[Task directions]
Your answer should be each line of the entries that contains the word "JSON", copied in full.

[Data about app and page elements]
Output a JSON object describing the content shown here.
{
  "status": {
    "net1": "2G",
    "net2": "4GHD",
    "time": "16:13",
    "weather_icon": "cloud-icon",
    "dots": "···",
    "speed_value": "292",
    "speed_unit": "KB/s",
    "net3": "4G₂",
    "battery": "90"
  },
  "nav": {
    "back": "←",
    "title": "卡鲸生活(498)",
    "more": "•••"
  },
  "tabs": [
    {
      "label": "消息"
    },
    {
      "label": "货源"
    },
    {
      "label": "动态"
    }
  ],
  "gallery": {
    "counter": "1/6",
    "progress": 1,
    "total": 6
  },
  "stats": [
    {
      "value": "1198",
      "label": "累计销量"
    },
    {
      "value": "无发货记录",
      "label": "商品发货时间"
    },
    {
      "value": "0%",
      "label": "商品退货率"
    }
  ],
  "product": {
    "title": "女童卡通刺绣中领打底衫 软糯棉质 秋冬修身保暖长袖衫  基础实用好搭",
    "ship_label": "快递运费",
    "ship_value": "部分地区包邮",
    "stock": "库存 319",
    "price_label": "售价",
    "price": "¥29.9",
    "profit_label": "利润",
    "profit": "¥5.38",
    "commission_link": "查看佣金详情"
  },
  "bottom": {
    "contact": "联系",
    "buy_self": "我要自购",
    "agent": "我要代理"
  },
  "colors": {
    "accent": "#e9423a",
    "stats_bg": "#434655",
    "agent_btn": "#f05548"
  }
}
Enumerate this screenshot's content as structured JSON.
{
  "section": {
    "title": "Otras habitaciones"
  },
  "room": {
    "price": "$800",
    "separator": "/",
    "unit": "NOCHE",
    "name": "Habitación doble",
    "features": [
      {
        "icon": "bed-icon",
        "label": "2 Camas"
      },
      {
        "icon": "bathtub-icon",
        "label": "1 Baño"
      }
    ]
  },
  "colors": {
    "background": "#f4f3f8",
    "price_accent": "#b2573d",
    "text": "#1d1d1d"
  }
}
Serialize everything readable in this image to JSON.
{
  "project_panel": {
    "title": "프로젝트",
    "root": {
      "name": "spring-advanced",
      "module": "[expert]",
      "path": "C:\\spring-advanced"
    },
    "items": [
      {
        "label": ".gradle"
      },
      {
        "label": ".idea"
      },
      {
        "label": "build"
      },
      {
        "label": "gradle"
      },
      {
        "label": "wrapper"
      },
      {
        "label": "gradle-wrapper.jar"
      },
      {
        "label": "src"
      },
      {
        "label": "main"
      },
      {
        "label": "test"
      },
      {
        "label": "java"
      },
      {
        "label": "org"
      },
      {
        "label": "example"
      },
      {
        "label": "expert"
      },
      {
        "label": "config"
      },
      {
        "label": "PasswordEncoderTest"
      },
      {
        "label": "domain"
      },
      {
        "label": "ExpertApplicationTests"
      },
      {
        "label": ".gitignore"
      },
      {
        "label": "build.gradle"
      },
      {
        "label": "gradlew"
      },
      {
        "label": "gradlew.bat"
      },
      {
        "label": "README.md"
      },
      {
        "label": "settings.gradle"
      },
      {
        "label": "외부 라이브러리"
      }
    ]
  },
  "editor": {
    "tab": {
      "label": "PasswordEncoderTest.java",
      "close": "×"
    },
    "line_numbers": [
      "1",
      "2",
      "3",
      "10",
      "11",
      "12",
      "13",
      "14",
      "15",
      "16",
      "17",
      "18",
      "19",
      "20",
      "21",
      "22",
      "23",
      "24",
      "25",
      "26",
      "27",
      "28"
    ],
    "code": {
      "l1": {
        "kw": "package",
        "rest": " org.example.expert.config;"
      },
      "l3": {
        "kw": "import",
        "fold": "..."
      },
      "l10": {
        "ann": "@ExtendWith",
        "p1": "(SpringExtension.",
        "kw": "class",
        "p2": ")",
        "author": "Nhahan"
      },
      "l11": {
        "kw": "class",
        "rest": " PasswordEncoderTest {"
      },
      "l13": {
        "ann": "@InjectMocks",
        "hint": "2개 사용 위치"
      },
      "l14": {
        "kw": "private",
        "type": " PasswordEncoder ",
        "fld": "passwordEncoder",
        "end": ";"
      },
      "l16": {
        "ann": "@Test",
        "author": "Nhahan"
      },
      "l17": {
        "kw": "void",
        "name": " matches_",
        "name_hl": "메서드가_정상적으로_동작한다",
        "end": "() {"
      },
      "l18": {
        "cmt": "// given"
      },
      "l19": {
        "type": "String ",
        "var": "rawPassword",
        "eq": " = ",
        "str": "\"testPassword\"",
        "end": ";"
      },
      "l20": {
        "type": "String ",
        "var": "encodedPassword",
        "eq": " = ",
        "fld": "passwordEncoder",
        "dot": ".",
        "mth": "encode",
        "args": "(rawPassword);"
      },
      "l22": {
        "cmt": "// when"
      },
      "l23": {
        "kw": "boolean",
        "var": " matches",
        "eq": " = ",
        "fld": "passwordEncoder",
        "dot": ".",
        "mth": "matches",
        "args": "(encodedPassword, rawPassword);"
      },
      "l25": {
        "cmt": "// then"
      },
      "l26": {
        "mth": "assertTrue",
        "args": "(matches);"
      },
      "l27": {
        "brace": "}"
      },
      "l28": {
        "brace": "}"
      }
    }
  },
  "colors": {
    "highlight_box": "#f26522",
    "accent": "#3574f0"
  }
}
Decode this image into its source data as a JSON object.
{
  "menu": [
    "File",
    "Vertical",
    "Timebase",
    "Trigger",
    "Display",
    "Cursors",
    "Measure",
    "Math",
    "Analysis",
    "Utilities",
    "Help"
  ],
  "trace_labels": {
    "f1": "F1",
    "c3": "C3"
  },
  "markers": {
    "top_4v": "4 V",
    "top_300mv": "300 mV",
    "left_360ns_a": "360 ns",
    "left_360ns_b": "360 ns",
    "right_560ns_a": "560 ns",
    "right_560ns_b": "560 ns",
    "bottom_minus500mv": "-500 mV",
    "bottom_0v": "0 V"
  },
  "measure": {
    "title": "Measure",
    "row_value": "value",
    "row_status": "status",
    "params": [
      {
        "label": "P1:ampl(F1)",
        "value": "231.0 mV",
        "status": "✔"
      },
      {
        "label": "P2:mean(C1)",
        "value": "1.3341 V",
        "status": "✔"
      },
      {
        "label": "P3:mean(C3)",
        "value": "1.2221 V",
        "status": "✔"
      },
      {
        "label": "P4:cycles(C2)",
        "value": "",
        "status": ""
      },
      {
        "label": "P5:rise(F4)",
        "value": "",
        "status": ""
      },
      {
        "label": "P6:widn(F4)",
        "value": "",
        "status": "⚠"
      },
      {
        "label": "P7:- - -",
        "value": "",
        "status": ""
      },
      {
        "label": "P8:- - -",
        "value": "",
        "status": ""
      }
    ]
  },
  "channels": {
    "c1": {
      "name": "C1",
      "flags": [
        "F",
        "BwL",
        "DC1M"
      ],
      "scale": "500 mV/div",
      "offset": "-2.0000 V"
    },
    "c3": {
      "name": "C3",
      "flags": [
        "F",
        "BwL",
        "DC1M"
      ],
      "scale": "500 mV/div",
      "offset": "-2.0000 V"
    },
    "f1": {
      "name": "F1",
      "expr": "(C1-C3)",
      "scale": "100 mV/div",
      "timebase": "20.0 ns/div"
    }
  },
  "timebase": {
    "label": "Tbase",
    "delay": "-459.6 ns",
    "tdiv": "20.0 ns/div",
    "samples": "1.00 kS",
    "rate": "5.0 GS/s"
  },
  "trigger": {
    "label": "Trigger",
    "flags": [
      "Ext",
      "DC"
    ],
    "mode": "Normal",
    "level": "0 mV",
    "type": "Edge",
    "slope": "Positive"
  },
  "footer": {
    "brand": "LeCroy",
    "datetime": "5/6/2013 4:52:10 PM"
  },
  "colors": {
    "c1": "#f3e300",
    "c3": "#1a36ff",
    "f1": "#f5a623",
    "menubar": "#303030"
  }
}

[Task result]
Output a JSON object describing the content shown here.
Enumerate this screenshot's content as structured JSON.
Serialize everything readable in this image to JSON.
Decode this image into its source data as a JSON object.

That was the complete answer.